» EXERCISE AIM
Take the records below and extract, word for word, the lines from the one containing "Output a JSON" through the final line, inclusive. Omit pictures.
── EXTRACTED RECORDS
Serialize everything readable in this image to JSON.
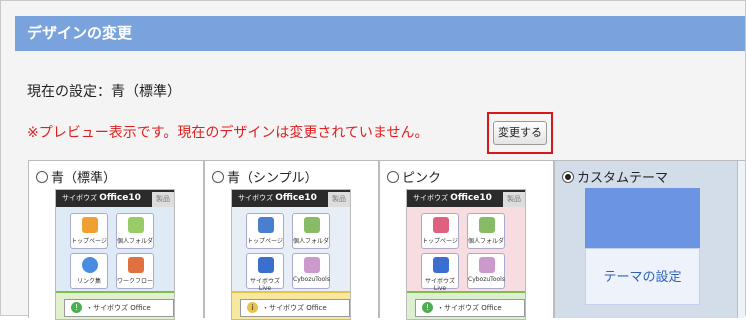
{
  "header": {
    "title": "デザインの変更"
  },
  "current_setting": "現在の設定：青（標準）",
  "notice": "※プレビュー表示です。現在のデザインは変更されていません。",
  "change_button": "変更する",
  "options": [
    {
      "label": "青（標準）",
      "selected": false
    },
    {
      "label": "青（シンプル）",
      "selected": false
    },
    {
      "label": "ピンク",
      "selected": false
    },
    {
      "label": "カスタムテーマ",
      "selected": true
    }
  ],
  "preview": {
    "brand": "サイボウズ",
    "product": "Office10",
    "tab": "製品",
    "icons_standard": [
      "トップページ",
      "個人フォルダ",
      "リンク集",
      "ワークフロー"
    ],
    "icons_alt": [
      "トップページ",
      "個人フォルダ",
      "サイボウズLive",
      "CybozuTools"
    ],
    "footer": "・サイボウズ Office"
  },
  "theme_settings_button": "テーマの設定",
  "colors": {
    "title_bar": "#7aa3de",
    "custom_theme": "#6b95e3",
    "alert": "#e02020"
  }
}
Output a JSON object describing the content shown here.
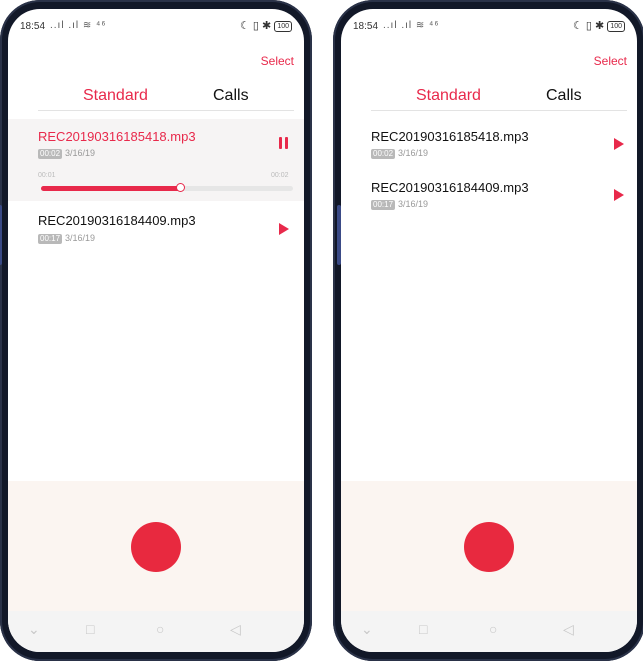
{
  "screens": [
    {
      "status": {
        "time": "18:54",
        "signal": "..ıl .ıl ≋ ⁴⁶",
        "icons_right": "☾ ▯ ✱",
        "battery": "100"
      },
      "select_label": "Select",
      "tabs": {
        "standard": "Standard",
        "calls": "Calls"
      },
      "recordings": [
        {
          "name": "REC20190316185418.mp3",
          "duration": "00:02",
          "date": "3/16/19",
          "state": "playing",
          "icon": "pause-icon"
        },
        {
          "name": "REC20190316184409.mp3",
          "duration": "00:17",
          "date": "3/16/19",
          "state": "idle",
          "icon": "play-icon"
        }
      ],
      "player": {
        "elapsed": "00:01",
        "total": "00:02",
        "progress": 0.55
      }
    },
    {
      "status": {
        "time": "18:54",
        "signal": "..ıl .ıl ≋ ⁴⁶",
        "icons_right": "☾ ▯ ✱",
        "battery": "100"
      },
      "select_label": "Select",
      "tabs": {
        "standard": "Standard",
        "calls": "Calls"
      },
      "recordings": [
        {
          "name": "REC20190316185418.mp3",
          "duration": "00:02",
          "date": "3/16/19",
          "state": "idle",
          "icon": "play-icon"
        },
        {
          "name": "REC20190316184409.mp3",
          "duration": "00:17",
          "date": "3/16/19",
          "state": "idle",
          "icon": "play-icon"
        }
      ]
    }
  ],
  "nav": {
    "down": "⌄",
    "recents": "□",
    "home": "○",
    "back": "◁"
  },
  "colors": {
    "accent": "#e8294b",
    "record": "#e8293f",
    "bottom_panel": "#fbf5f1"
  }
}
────
» TASK ANSWER
Output a JSON object describing the content shown here.
{
  "screens": [
    {
      "status": {
        "time": "18:54",
        "signal": "..ıl .ıl ≋ ⁴⁶",
        "icons_right": "☾ ▯ ✱",
        "battery": "100"
      },
      "select_label": "Select",
      "tabs": {
        "standard": "Standard",
        "calls": "Calls"
      },
      "recordings": [
        {
          "name": "REC20190316185418.mp3",
          "duration": "00:02",
          "date": "3/16/19",
          "state": "playing",
          "icon": "pause-icon"
        },
        {
          "name": "REC20190316184409.mp3",
          "duration": "00:17",
          "date": "3/16/19",
          "state": "idle",
          "icon": "play-icon"
        }
      ],
      "player": {
        "elapsed": "00:01",
        "total": "00:02",
        "progress": 0.55
      }
    },
    {
      "status": {
        "time": "18:54",
        "signal": "..ıl .ıl ≋ ⁴⁶",
        "icons_right": "☾ ▯ ✱",
        "battery": "100"
      },
      "select_label": "Select",
      "tabs": {
        "standard": "Standard",
        "calls": "Calls"
      },
      "recordings": [
        {
          "name": "REC20190316185418.mp3",
          "duration": "00:02",
          "date": "3/16/19",
          "state": "idle",
          "icon": "play-icon"
        },
        {
          "name": "REC20190316184409.mp3",
          "duration": "00:17",
          "date": "3/16/19",
          "state": "idle",
          "icon": "play-icon"
        }
      ]
    }
  ],
  "nav": {
    "down": "⌄",
    "recents": "□",
    "home": "○",
    "back": "◁"
  },
  "colors": {
    "accent": "#e8294b",
    "record": "#e8293f",
    "bottom_panel": "#fbf5f1"
  }
}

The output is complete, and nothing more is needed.